The day will be all the more special if he can raise awareness and support for Secondary 1st, a charity established in the memory of his dear from Rosie Choueka, who succumbed to secondary breast cancer at age 38 in 2015, leaving behind her husband, two young children, and a haunting blog of perserverance called Fighting Genghis that went viral in the UK and beyond among tens of thousands of world citizens.
Those interested may donate here.
GRAHAM WALTON, 45
From: Consett, UK
Observer: Richard Clifford
Crew: Tony Rutter, Nathan Walton
Boaters: Doug Dougherty
Graham Walton says that the 20 Bridges swim has been in the back of his head since he first heard about it a few years ago. He was seeking another focus after his successful English Channel solo crossing in August 2016, and the swim around Manhattan Island stood out as an interesting challenge. He decided to throw his name in the hat, with an eye upon maybe earning the Triple Crown at some point in the future.
Walton started open water swimming eight 8 years ago. He says,
“…at that time, a one-mile event in a wetsuit seemed like an endurance event.”
But he kept pushing, and through the sport, met and surrounded himself with great friends who encourage and push each other always further. The distances swum started to increase. Walton reclalls,

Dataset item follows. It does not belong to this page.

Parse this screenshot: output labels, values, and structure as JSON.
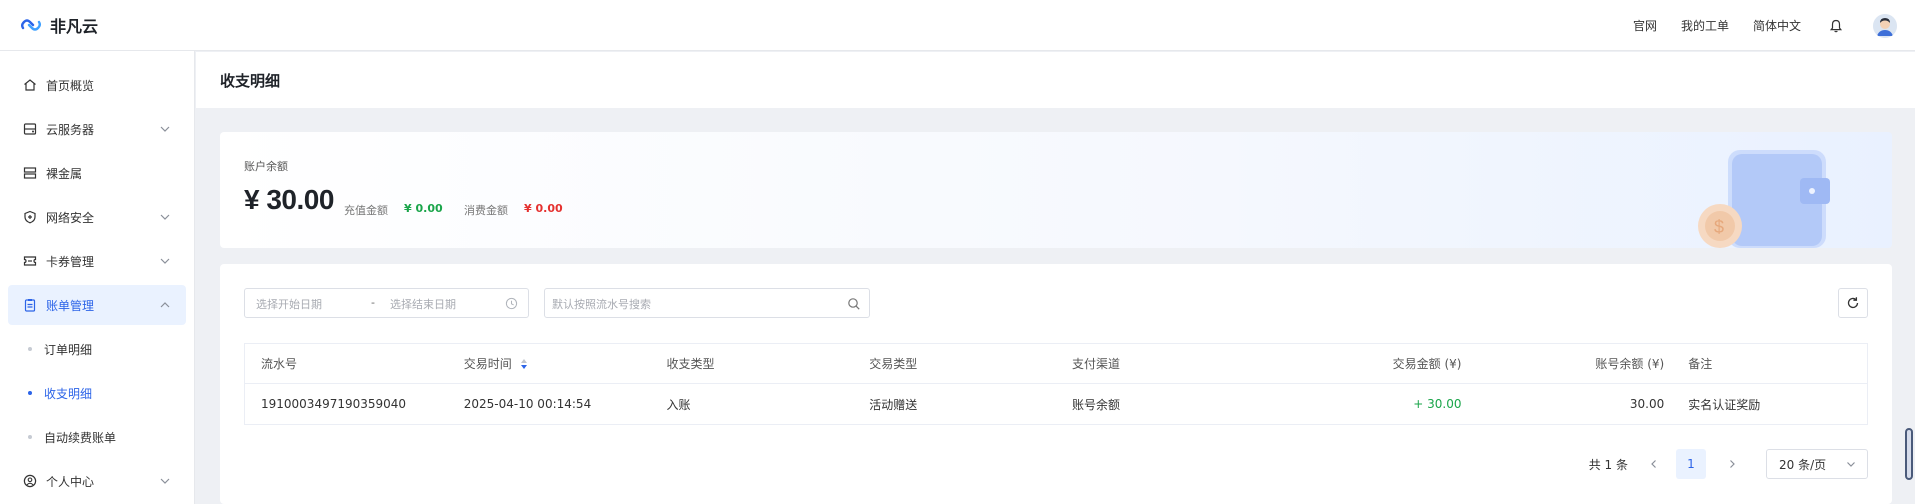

“…and then as we were looking for more events we became aware that losing the wetsuit would open up more opportunities.”
Since the pivotal ditching of the wetsuits, he and his open water swimming friends have participated in winter swimming events and even swum through a few harsh winters in the North Sea. His Channel swim was inspired when a friend completed the crossing in 2014. This same friend will be Walton’s crew around Manhattan island.
Back home in the UK, the majority of Walton’s training swims take place in the picturesque Lake District, with the length of Windermere a favourite test. Looking forward to Manhattan, Walton says,
“Getting involved in this sport has been one of my best decisions.”